Ok, so what is a design brief? Well for the people who aren’t in the know, have a read of this post and hopefully you’ll have a better understanding. First off lets define it though:
A design brief is a written explanation which is given to a designer which helps to outlining the aims, objectives and milestones of a design project. A detailed and communicative design brief is a crucial part of the design process. It helps develop a bond and clear understanding between a client and a designer and works as a point of reference for all involved.
With that hopefully giving you the general idea, it’s time to take your hand and walk you through the procedure of the ultimate Strafe Creative design brief!
The starting point – Your company profile
Start your design brief with a simple short bio of your company. People under estimate how important this can be, make sure to spend time on this and don’t assume that the designer will necessarily know or even understand anything about your industry or sector.
What your designer needs to know:
- What your organisation does
- How long you have been established and how many staff you employ
- What your niche market is
- How you fit in to your industry sector
- Why was the company set up
Clear goals are what are needed in this section; remember that the overall design can have a huge influence on the success of a company’s marketing strategy, so clear set goals are key.
Examples of this would be:
- Gain exposure/PR
- Generate sales?
- New products/services
- Encourage enquiries?
- Gain newsletter subscribers?
- Obtain information from your audience?
- Encourage them to tell a friend?
Right we’re doing well so far, let’s move onto……
Target audience/ demographic
Detail your most important types of clients. (or if you’re feeling clever this is called: primary, secondary and tertiary audiences.)Make sure to detail information regarding your current client base and if you’re looking to move into new markets or not.
If you have details on any demographic figures regarding your target demographic that may be useful to the designer. Another good way work out this is to sit down and write up what you perfect client would be, even going into the minor details will help the designer. These may include:
- Brands they would like
The company’s budget and time scale
Most people aren’t always comfortable telling their designer the budget they have in mind for a project but a ball-park figure allows the designer to scale a marketing strategy (and therefore the price) around your company’s budget.
Time scale is also an important concern and can greatly affect the price that a designer would charge you. For example needing a full brochure designed in a week would mean long hours and stress for a designer and they would charge you accordingly for this service.
On the other hand, if you plan ahead and give the designers plenty of time, they will be able to work out a more sensible price for you. Remember to always, always detail any specific deadlines that have to be met.
Who have you asked?
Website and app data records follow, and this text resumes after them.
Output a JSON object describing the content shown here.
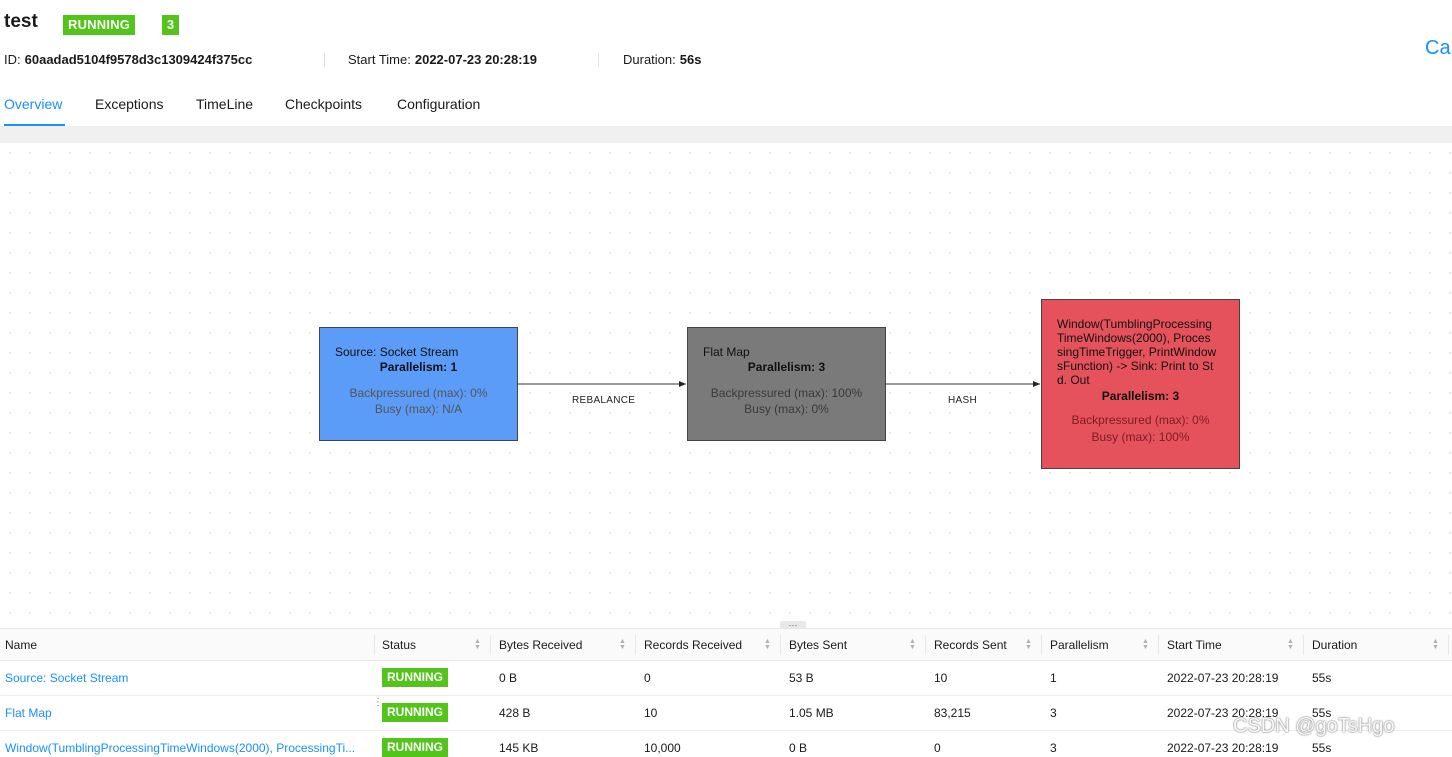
{
  "job": {
    "name": "test",
    "status": "RUNNING",
    "task_count": "3",
    "id_label": "ID:",
    "id": "60aadad5104f9578d3c1309424f375cc",
    "start_label": "Start Time:",
    "start_time": "2022-07-23 20:28:19",
    "duration_label": "Duration:",
    "duration": "56s",
    "cancel_label": "Cancel Job"
  },
  "tabs": [
    "Overview",
    "Exceptions",
    "TimeLine",
    "Checkpoints",
    "Configuration"
  ],
  "graph": {
    "nodes": [
      {
        "name": "Source: Socket Stream",
        "parallelism": "Parallelism: 1",
        "backpressure": "Backpressured (max): 0%",
        "busy": "Busy (max): N/A",
        "color": "#5b9cf9"
      },
      {
        "name": "Flat Map",
        "parallelism": "Parallelism: 3",
        "backpressure": "Backpressured (max): 100%",
        "busy": "Busy (max): 0%",
        "color": "#7a7a7a"
      },
      {
        "name": "Window(TumblingProcessing",
        "name2": "TimeWindows(2000), Proces",
        "name3": "singTimeTrigger, PrintWindow",
        "name4": "sFunction) -> Sink: Print to St",
        "name5": "d. Out",
        "parallelism": "Parallelism: 3",
        "backpressure": "Backpressured (max): 0%",
        "busy": "Busy (max): 100%",
        "color": "#e5525c"
      }
    ],
    "edges": [
      "REBALANCE",
      "HASH"
    ]
  },
  "table": {
    "columns": [
      "Name",
      "Status",
      "Bytes Received",
      "Records Received",
      "Bytes Sent",
      "Records Sent",
      "Parallelism",
      "Start Time",
      "Duration"
    ],
    "rows": [
      {
        "name": "Source: Socket Stream",
        "status": "RUNNING",
        "bytes_received": "0 B",
        "records_received": "0",
        "bytes_sent": "53 B",
        "records_sent": "10",
        "parallelism": "1",
        "start_time": "2022-07-23 20:28:19",
        "duration": "55s"
      },
      {
        "name": "Flat Map",
        "status": "RUNNING",
        "bytes_received": "428 B",
        "records_received": "10",
        "bytes_sent": "1.05 MB",
        "records_sent": "83,215",
        "parallelism": "3",
        "start_time": "2022-07-23 20:28:19",
        "duration": "55s"
      },
      {
        "name": "Window(TumblingProcessingTimeWindows(2000), ProcessingTi...",
        "status": "RUNNING",
        "bytes_received": "145 KB",
        "records_received": "10,000",
        "bytes_sent": "0 B",
        "records_sent": "0",
        "parallelism": "3",
        "start_time": "2022-07-23 20:28:19",
        "duration": "55s"
      }
    ]
  },
  "watermark": "CSDN @goTsHgo",
  "colors": {
    "accent": "#1890ff",
    "running": "#52c41a"
  }
}
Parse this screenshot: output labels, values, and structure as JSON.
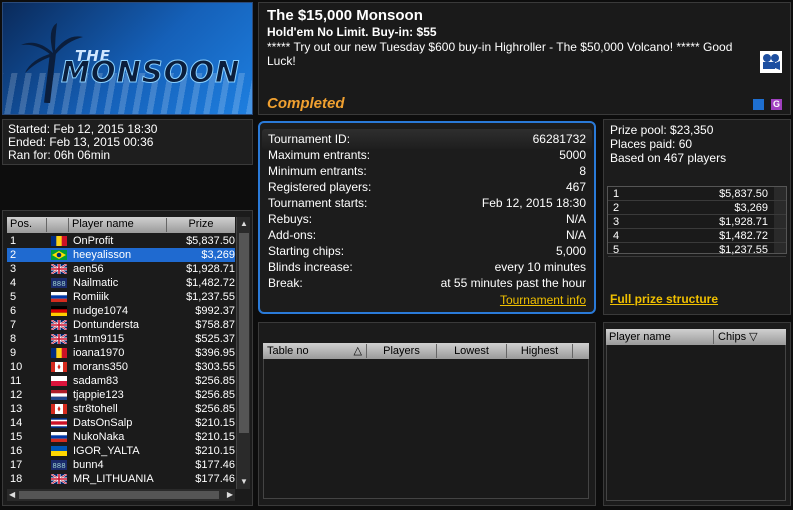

Confer with with as many people within your company as possible before sending the brief, if your company is just yourself or small group feel free to let family and friends to get involved as long as they understand the concept of your business. We recommend this because it’s amazing to see the differences in opinions’ that people will have of your companies aims and objectives.
Resolving any differences in opinion will save considerable time and expense further down the line.
This needs to come across in two different manners, firstly the brief you are writing needs to be clear, and concise but feel free to include your emotions in the brief as this is always helpful to any designer.
The second is to do with possible printed items. For example if a brochure was being produced you need to inform the designer of the style of writing you wish to be conceived across the project.
Design examples (Super important)
We at Strafe Creative feel this is one of the most important sections to cover, and providing examples of what you consider to be effective or relevant designs is always a great help to any designer.
If you have any, always try to include some of your company’s current marketing material, just because they don’t relate to this new project doesn’t mean they aren’t relevant. Remember that the past of the business helps to shape the future.
In this section your dislikes and likes should be portrayed, so make sure to include any particular examples you love and hate. As well as these examples always include a brief explanation of why. Sometimes clients aren’t sure why they like a certain design style, but as a general guide to look at would be:
- Demographic aimed at
- Imagery/pictures used
- Quantity and quality of text
- Layout (use of space)
- Typography (types of fonts used)
- The atmosphere that particular designs create
Just because (as an example) your having a leaflet designed doesn’t mean you can only show examples of the same medium. If you like a certain website, or brochure, feel free to include these as well. We even get clients showing us adverts or designs they have seen in films and just goes to show that we can take inspiration and influences from all around us.
If you manage to fill in all these details, well done! You’ve now completed the best design brief a designer could ever ask for. Now the next step is to send that to us lovely chaps at Strafe Creative at firstname.lastname@example.org or give us a ring on 0844 243 5205 and we can start this new exciting project with you.